- Intellectual Property: How Ideas Are Protected
- September 22, 2016
- Law Firm: The Posey Law Firm P.C. - Austin Office
Small business owners have a difficult task in navigating the legal side of their business. After all, business owners are an expert in their fields, not the law -- and that can make it hard for them to know what they don't know. One area that has proven especially confusing for small business owners, particularly those running Internet or technology startups, is their rights and limitations regarding intellectual property.
It's helpful for anyone who works in the business sphere to have a general idea of how intellectual property laws work. Essentially, intellectual property breaks down into four areas: trademarks, copyrights, patents, and trade secrets. Each of these categories provides protection for a particular type of idea or information.
Trademarks protect business identity, such as logos, slogans, names, or other things that are closely associated with a company or product. Copyrights protect artwork, literature, movies, music, and other types of expression (but not the fundamental ideas on which that expression is based). This category typically includes software as well. Patents protect designs and new inventions, including any type of machine or tool. Finally, trade secrets protect proprietary information that belongs exclusively to a particular business, such as a unique formula or other confidential information.
According to Attorney Jake Posey, each of these areas has different laws regarding how a business owner, or anyone else, secures or protects the right to use certain information or ideas.
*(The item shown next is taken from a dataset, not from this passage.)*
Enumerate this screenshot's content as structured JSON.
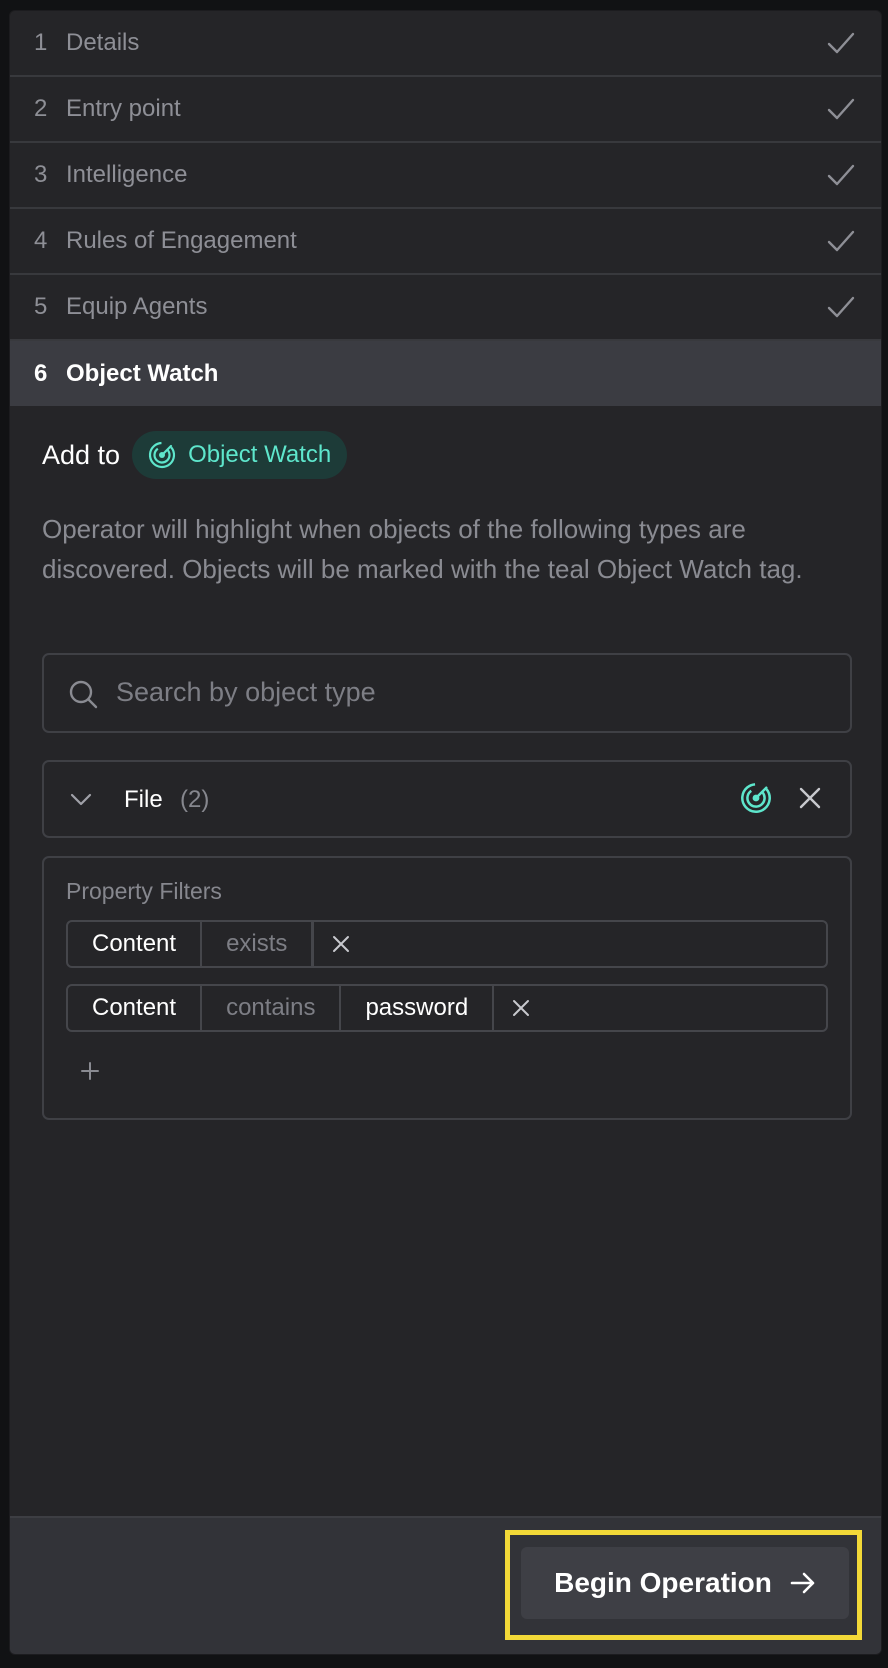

For example, trade secrets, unlike patents, are not registered with the government and remain protected only as long as they remain undisclosed -- so if, say, a business publishes the details of its marketing strategy on its website, their marketing strategy may no longer qualify as a protected trade secret.
Additionally, each type of intellectual property law confers specific rights to the owner. The person who owns the copyright for a song, for example, has the exclusive right to reproduce and distribute the song, as well as create derivative works from it.
Of course, this is only scratching the surface of the complex world of intellectual property rights. If you're concerned about protecting your intellectual property, it's imperative to get in touch with an experienced attorney like Jake Posey and the folks at The Posey Law Firm, PC who provide a full-spectrum legal services to get an understanding of your rights.